    from /usr/lib64/ruby/gems/2.3.0/gems/mixlib-shellout-2.2.6/lib/mixlib/shellout/unix.rb:316:in `fork'

I even opened an issue for it

It was really strange, I could see that patch file existed, but for some reason it couldn’t find it when trying to build the package!

Eventually I realised it was a red-herring error: it wasn’t saying it couldn’t find the patch file… the patch command itself was missing from my build box!

So yum install patch later and everything was fine.

What it does

Basically, hiera_explain the gem, plus it’s various dependencies and it’s own copy of Ruby (2.1.5 for now, as that’s what Puppet 4 is using) under /opt/hiera_explain, from there you can treat it like normal.

For example, trying to debug an issue with a hierarchy containing osfamily and a testing environment settings:

$ /opt/hiera_explain/bin/hiera_explain -c /etc/puppet/hiera.yaml osfamily=RedHat environment=testing
Backend data directories:
  * yaml: /etc/puppetlabs/code/hieradata
  * json: /etc/puppetlabs/code/hieradata

Expanded hierarchy:
  * overrides
  * environments/testing/hieradata/RedHat
  * environments/testing/hieradata/defaults
  * classroom
  * tuning
  * common
  * defaults

File lookup order:
  [ ] /etc/puppetlabs/code/hieradata/overrides.yaml
  [X] /etc/puppetlabs/code/hieradata/environments/testing/hieradata/RedHat.yaml
  [ ] /etc/puppetlabs/code/hieradata/environments/testing/hieradata/defaults.yaml
  [ ] /etc/puppetlabs/code/hieradata/classroom.yaml
  [ ] /etc/puppetlabs/code/hieradata/tuning.yaml
  [ ] /etc/puppetlabs/code/hieradata/common.yaml
  [ ] /etc/puppetlabs/code/hieradata/defaults.yaml
  [ ] /etc/puppetlabs/code/hieradata/overrides.json
  [ ] /etc/puppetlabs/code/hieradata/environments/testing/hieradata/RedHat.json
  [ ] /etc/puppetlabs/code/hieradata/environments/testing/hieradata/defaults.json
  [ ] /etc/puppetlabs/code/hieradata/classroom.json
  [ ] /etc/puppetlabs/code/hieradata/tuning.json
  [ ] /etc/puppetlabs/code/hieradata/common.json
  [ ] /etc/puppetlabs/code/hieradata/defaults.json

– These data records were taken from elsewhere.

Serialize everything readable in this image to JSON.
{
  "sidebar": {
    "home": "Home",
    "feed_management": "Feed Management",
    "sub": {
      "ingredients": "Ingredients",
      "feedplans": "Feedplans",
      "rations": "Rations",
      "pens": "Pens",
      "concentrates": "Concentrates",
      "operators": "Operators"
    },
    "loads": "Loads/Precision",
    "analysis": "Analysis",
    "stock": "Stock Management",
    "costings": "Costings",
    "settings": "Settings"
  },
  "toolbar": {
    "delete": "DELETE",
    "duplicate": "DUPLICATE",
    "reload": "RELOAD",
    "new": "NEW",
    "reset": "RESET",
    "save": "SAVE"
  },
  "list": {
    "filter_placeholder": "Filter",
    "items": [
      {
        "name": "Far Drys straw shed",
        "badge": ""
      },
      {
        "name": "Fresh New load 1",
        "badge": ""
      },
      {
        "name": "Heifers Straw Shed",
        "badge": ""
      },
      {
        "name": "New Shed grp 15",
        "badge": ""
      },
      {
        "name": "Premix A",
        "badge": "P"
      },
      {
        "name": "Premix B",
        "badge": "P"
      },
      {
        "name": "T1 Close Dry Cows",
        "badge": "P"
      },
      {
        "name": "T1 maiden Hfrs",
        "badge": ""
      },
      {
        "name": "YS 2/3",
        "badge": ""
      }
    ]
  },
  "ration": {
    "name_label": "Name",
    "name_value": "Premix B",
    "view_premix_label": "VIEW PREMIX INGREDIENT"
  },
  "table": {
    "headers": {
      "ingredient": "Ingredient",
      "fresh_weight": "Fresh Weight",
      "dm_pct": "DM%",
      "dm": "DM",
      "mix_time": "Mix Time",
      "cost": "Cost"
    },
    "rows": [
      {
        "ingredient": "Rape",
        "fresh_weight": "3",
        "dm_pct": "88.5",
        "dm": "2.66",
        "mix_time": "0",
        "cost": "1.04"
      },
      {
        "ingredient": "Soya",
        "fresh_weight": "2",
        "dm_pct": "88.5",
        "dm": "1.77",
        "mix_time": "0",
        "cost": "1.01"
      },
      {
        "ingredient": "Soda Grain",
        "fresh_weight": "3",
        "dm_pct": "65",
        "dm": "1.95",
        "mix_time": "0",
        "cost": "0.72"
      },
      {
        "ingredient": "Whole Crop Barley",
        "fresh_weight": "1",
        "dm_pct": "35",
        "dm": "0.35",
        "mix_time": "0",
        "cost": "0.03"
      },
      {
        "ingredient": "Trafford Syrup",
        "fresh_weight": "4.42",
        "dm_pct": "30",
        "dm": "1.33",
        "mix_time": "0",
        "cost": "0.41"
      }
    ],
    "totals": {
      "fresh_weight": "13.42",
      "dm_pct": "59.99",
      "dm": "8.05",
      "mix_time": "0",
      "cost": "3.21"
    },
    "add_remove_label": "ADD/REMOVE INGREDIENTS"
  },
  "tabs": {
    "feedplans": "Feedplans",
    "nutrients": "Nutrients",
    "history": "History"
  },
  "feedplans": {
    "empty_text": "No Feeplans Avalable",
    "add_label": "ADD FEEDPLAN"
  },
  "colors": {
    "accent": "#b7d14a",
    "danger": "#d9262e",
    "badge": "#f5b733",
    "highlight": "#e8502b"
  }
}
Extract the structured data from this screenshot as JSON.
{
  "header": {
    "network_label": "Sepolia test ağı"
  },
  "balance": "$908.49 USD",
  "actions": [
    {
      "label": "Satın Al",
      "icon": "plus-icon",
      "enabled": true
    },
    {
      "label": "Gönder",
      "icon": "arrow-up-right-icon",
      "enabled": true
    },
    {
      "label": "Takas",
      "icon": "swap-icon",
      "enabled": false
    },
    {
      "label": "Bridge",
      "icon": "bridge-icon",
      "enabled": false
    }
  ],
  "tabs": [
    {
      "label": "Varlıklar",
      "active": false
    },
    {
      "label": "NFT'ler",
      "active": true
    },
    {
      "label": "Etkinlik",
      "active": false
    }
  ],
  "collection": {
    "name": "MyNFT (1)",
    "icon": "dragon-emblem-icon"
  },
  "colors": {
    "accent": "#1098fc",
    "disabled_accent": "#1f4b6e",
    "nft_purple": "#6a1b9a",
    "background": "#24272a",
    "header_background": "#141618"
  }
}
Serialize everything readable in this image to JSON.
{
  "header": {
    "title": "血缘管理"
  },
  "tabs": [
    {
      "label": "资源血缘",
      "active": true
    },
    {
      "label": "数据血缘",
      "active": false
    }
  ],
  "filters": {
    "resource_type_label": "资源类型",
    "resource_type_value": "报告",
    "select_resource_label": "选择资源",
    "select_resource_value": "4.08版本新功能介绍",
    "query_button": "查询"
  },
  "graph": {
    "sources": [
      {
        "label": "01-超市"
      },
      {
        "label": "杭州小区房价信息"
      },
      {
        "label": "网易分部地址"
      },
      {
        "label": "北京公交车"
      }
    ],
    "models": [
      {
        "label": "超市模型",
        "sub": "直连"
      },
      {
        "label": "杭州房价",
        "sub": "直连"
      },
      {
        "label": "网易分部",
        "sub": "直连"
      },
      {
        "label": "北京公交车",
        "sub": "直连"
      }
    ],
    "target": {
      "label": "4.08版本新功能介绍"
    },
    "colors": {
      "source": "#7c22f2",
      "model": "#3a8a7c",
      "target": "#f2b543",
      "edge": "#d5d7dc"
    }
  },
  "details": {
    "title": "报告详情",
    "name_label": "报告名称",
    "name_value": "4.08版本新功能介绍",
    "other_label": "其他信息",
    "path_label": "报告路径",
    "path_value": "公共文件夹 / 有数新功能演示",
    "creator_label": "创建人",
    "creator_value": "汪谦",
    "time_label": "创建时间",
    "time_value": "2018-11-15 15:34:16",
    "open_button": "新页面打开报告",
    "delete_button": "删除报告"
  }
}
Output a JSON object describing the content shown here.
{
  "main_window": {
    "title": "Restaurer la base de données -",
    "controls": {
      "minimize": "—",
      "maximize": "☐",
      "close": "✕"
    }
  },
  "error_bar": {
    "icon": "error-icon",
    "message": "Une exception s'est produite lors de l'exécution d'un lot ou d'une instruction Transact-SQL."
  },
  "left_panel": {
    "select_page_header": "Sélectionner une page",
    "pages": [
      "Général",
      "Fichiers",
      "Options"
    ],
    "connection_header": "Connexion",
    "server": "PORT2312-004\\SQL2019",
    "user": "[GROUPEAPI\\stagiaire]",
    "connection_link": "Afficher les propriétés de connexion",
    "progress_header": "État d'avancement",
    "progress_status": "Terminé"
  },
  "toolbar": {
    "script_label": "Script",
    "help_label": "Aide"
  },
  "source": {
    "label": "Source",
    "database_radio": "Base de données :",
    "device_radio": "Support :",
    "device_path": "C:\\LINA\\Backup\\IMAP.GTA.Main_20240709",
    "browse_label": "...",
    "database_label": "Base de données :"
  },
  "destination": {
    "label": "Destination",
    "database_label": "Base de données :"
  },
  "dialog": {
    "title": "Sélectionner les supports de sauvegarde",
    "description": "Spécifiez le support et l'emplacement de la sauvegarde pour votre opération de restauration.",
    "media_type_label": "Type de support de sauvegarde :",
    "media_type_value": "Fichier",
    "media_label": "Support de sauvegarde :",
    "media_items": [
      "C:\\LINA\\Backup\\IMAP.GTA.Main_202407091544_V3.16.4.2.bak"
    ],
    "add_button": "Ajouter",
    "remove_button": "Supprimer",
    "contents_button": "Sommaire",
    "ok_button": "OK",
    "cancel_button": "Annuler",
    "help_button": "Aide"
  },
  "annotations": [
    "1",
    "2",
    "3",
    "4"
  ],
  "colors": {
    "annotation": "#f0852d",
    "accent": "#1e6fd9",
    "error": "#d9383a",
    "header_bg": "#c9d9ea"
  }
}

Priority lookup results:
   * hiera('common') => hello

Array lookup results:
   * hiera_array('common') => ["hello"]

Hash lookup results:
   * hiera_hash('common') => Not a hash datatype in ["environments/testing/hieradata/RedHat.yaml"]

From there, you can easily install the package temporarily on a test server. Since all of the gem and ruby requirements are kept under the /opt/hiera_explain path, you dont have to worry about conflicts.

Then when you’re finished, you can simply remove the package (or keep it for future debugging!)